━━━ Exercise materials ━━━
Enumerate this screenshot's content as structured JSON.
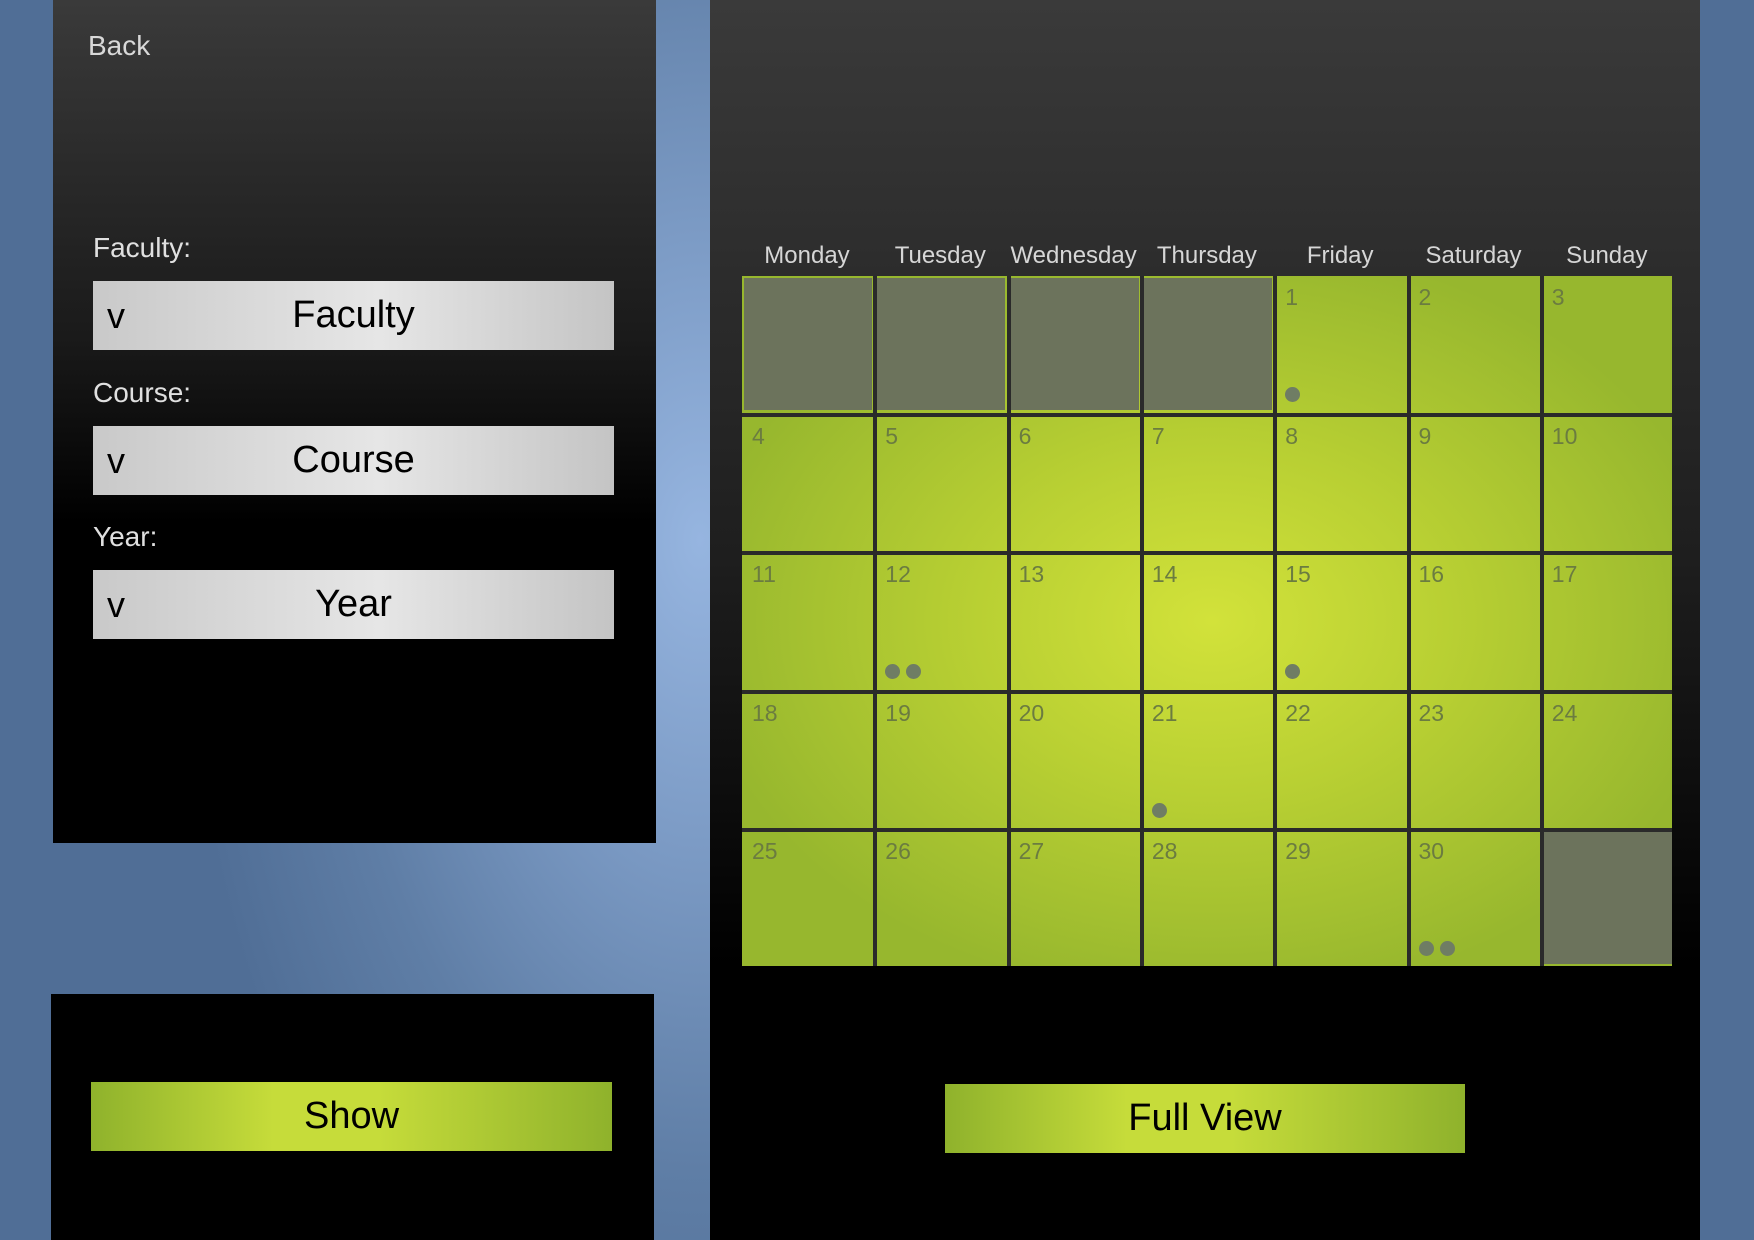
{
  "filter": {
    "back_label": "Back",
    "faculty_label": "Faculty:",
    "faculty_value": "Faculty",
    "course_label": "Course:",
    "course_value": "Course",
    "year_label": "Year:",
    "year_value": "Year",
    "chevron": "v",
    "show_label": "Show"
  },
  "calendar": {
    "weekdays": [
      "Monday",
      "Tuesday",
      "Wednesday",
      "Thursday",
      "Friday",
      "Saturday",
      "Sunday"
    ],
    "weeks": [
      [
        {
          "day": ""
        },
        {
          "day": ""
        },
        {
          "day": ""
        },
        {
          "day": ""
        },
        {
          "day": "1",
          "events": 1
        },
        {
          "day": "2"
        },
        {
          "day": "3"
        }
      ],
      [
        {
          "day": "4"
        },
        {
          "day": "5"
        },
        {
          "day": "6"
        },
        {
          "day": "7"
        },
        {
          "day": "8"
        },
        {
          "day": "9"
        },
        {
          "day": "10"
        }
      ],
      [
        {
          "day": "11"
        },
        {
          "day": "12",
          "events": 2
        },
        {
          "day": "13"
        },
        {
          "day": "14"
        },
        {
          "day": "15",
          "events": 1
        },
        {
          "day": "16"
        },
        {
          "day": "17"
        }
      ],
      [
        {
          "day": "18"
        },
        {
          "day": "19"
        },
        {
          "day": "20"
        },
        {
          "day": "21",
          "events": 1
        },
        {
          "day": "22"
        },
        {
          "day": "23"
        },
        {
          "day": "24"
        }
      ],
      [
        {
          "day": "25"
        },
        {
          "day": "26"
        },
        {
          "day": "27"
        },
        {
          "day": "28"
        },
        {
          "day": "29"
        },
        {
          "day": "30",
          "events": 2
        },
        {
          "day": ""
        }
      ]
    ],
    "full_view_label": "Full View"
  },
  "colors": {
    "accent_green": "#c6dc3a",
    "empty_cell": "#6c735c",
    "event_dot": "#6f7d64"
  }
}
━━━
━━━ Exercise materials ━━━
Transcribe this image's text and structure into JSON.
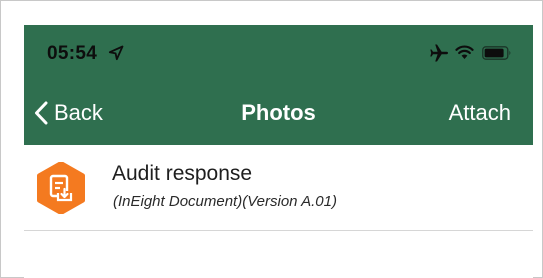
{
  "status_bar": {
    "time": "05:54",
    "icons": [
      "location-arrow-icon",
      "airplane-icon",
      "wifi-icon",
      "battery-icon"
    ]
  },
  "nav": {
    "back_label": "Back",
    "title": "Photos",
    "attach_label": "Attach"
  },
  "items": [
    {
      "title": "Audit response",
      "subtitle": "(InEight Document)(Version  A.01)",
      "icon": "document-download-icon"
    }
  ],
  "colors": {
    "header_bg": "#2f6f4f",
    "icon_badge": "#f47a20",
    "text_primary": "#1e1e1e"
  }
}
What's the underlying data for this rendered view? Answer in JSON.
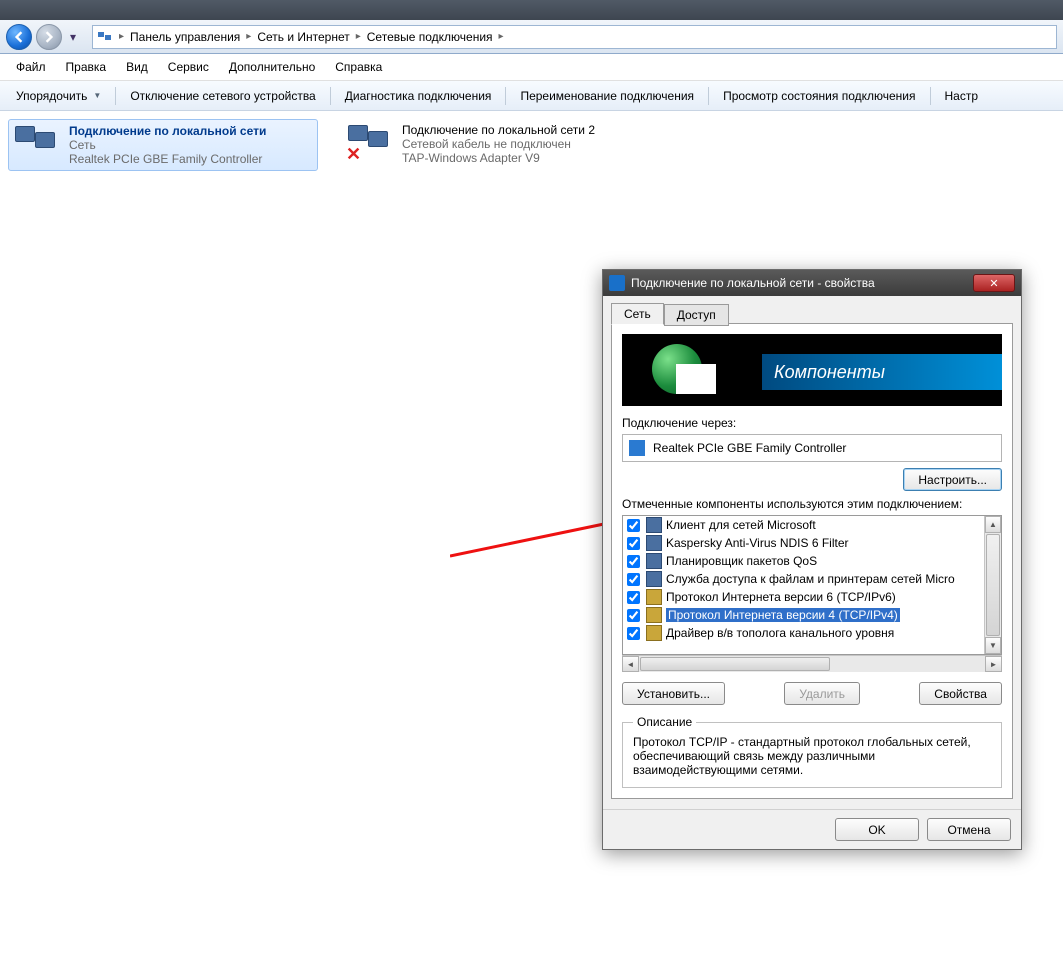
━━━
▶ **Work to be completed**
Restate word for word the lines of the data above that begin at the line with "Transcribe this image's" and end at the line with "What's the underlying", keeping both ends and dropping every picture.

▶ **Finished exercise**
Transcribe this image's text and structure into JSON.
{
  "status_bar": {
    "time": "05:54",
    "icons": [
      "location-arrow-icon",
      "airplane-icon",
      "wifi-icon",
      "battery-icon"
    ]
  },
  "nav": {
    "back_label": "Back",
    "title": "Photos",
    "attach_label": "Attach"
  },
  "items": [
    {
      "title": "Audit response",
      "subtitle": "(InEight Document)(Version  A.01)",
      "icon": "document-download-icon"
    }
  ],
  "colors": {
    "header_bg": "#2f6f4f",
    "icon_badge": "#f47a20",
    "text_primary": "#1e1e1e"
  }
}
What's the underlying data for this rendered view? Answer in JSON.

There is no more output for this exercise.